Loss of Appetite
The animal might be prone to a loss of appetite, which is only a major cause for concern if he or she refuses to eat any food/drink whatsoever. If this be the case, it’s best to seek immediate veterinary attention.
If the vomiting appears to be excessive to the point that it is causing pain to the animal, notify the attending veterinarian. However, a single bout of vomiting is not cause for concern, as it is a common occurrence whenever a pet is given a new medication.
If diarrhea persists for longer than one or two days, veterinary intervention is recommended. Like vomiting, diarrhea can sometimes occur as the pet's body adjusts to a new medication.
Changes in urination might be a sign of a greater kidney problem. Enacard has the potential to affect blood supply to the kidneys, which can lead to kidney failure. This is more likely to happen as a result of an overdose.

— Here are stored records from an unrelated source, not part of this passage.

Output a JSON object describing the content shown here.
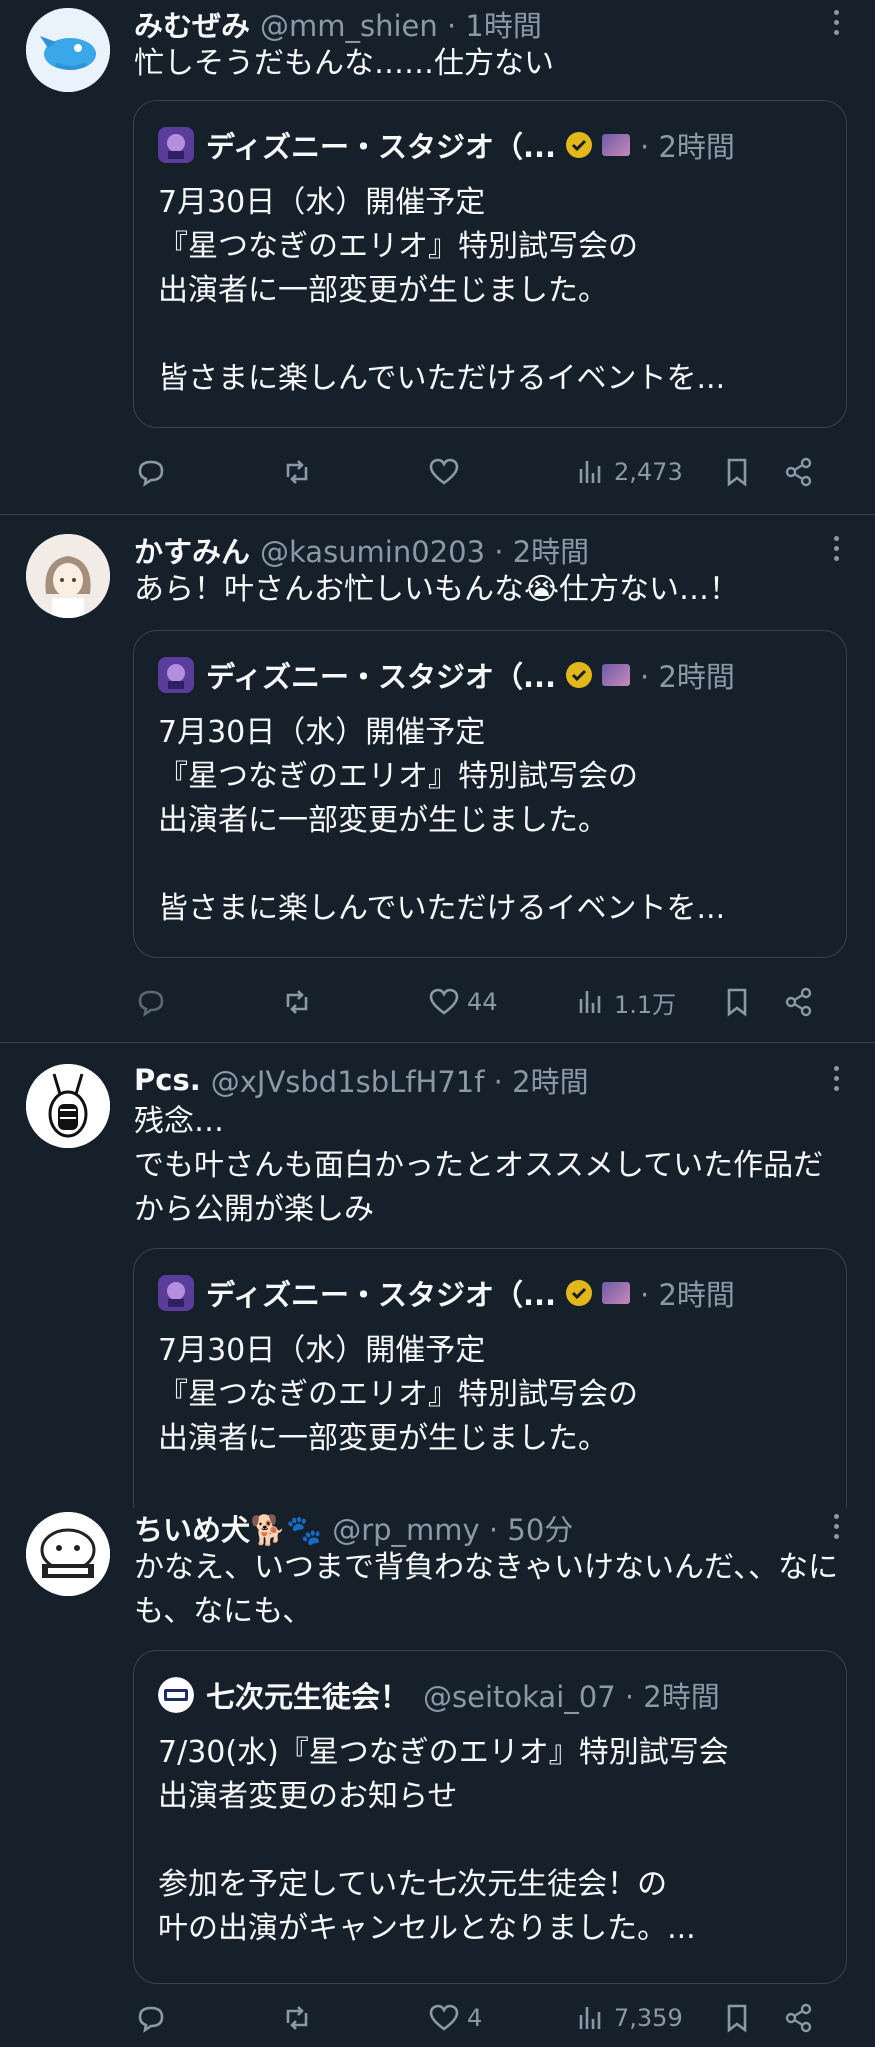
{
  "tweets": [
    {
      "name": "みむぜみ",
      "handle": "@mm_shien · 1時間",
      "text": "忙しそうだもんな……仕方ない",
      "quote": {
        "name": "ディズニー・スタジオ（...",
        "time": "· 2時間",
        "text": "7月30日（水）開催予定\n『星つなぎのエリオ』特別試写会の\n出演者に一部変更が生じました。\n\n皆さまに楽しんでいただけるイベントを..."
      },
      "likes": "",
      "views": "2,473"
    },
    {
      "name": "かすみん",
      "handle": "@kasumin0203 · 2時間",
      "text": "あら！叶さんお忙しいもんな😭仕方ない…！",
      "quote": {
        "name": "ディズニー・スタジオ（...",
        "time": "· 2時間",
        "text": "7月30日（水）開催予定\n『星つなぎのエリオ』特別試写会の\n出演者に一部変更が生じました。\n\n皆さまに楽しんでいただけるイベントを..."
      },
      "likes": "44",
      "views": "1.1万"
    },
    {
      "name": "Pcs.",
      "handle": "@xJVsbd1sbLfH71f · 2時間",
      "text": "残念…\nでも叶さんも面白かったとオススメしていた作品だから公開が楽しみ",
      "quote": {
        "name": "ディズニー・スタジオ（...",
        "time": "· 2時間",
        "text": "7月30日（水）開催予定\n『星つなぎのエリオ』特別試写会の\n出演者に一部変更が生じました。"
      }
    },
    {
      "name": "ちいめ犬🐕🐾",
      "handle": "@rp_mmy · 50分",
      "text": "かなえ、いつまで背負わなきゃいけないんだ、、なにも、なにも、",
      "quote": {
        "name": "七次元生徒会！",
        "time": "@seitokai_07 · 2時間",
        "text": "7/30(水)『星つなぎのエリオ』特別試写会\n出演者変更のお知らせ\n\n参加を予定していた七次元生徒会！の\n叶の出演がキャンセルとなりました。..."
      },
      "likes": "4",
      "views": "7,359"
    }
  ],
  "colors": {
    "background": "#15202b",
    "text": "#f7f9f9",
    "secondary": "#8b98a5",
    "border": "#38444d",
    "verified": "#e2b719"
  }
}
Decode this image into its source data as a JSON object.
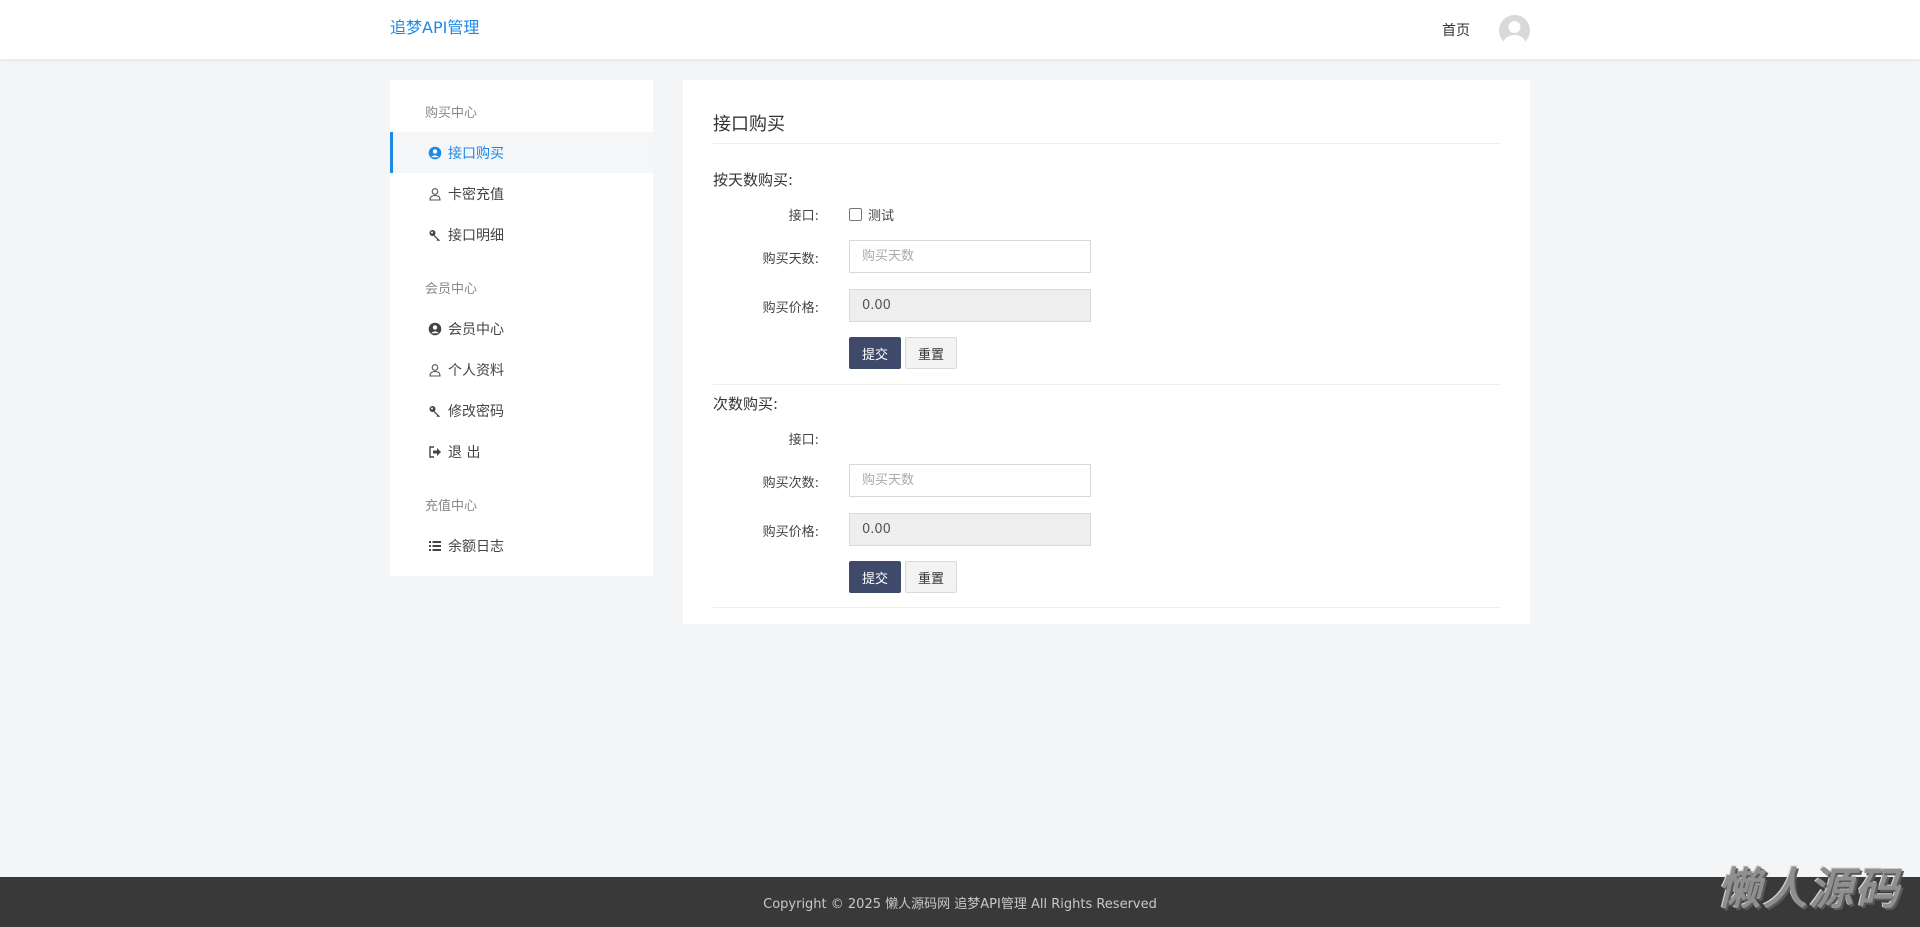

If the pet appears to have difficulty urinating, or seems at all constipated or in pain, a veterinarian should be contacted immediately, as this could be a sign of kidney problems.
Side effects are more likely to surface if Enacard is administered with other drugs, like diuretics or those that relax blood vessels. It should also not be given to animals that are allergic to ACE inhibitors, or those that are pregnant or nursing. Store the medication in a tightly closed container, at room temperature and away from excess light and moisture.